Dinelli did a wonderful job with this subtly terrifying story. (Dinelli also wrote the screenplay for another of my favorite suspense thrillers, The Spiral Staircase.) There is little more I am willing to reveal about the film because the very nature of it depends upon the unknown. Suffice it to say that this is not a typical story with a typical ending.
Moorhead and Frank Sinatra in his radio drama debut. Ida Lupino and her husband produced the movie in 1952. Lupino was one of the first women to begin her career as a beautiful starlet and go on to work behind the camera to produce and direct movies. Director Harry Horner did his usual wonderful job (he also directed one of my favorite movies, The Heiress). The cast was solid, including long-time character actor Taylor Holmes and young Barbara Whiting, the sister of famed singer Margaret Whiting and the daughter of Robert Whiting, a prolific songwriter whose compositions included “Hooray for Hollywood” and “On the Good Ship Lollipop”. The art direction was done by the wonderful Albert D’Asgostino, who was also responsible for art direction in The Magnificent Ambersons. Mention must be made of the costume designer, Michael Woulfe.

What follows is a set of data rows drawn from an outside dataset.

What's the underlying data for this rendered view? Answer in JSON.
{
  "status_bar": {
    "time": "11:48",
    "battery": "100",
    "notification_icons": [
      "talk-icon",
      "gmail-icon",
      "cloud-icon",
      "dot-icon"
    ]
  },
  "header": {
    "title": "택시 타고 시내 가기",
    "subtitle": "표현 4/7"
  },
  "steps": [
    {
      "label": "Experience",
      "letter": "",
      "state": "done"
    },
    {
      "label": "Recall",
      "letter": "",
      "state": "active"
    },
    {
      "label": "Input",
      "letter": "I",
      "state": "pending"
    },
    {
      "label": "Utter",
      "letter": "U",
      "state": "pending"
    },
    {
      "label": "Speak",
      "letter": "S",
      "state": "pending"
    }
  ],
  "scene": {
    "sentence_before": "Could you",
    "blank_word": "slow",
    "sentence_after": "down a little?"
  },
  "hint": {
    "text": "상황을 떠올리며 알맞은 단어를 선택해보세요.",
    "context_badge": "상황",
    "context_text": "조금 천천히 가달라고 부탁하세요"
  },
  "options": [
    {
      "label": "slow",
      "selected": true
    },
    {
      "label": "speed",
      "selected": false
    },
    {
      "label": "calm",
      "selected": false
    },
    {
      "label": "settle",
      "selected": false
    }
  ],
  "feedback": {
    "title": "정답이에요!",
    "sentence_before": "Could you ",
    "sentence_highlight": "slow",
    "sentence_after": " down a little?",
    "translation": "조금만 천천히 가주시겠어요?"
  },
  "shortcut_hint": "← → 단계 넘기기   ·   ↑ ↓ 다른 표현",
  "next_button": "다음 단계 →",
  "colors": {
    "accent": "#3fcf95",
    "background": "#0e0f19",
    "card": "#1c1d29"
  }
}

Lupino’s costume with the long hobble skirt popular in 1918 gives her an even greater look of trapped inability to save herself. Ryan’s clothing, including an oddly short tie, is rather dorky and sad, like a man who does not know how to dress himself.
Lupino, the fact is that Beware, My Lovely is Robert Ryan’s movie. Audiences accustomed to seeing Ryan as intensely masculine, tall and dominant, saw him in this movie as a sad, tired, mentally ill man. He is indeed menacing, but at the next moment unable to remember what had happened and afraid of his confusion. He terrorizes this woman, and at the same time has gentle feelings for her. His character cannot be pigeon-holed into good guy/bad guy, and Ryan masterfully creates this disturbing presence.
Beware, My Lovely belongs in the film noir genre despite its uncharacteristic elements, maybe even because of the peculiarity of mental volatility and disturbing undercurrents that darken the sunniest day.
(ADDENDUM) A fellow CMBA member, RDF, wrote to remind me that Harry Horner did indeed work on The Heiress in art direction, but not as director. I appreciate RDF's sharp eye, and I'm glad to have this opportunity to keep my facts straight!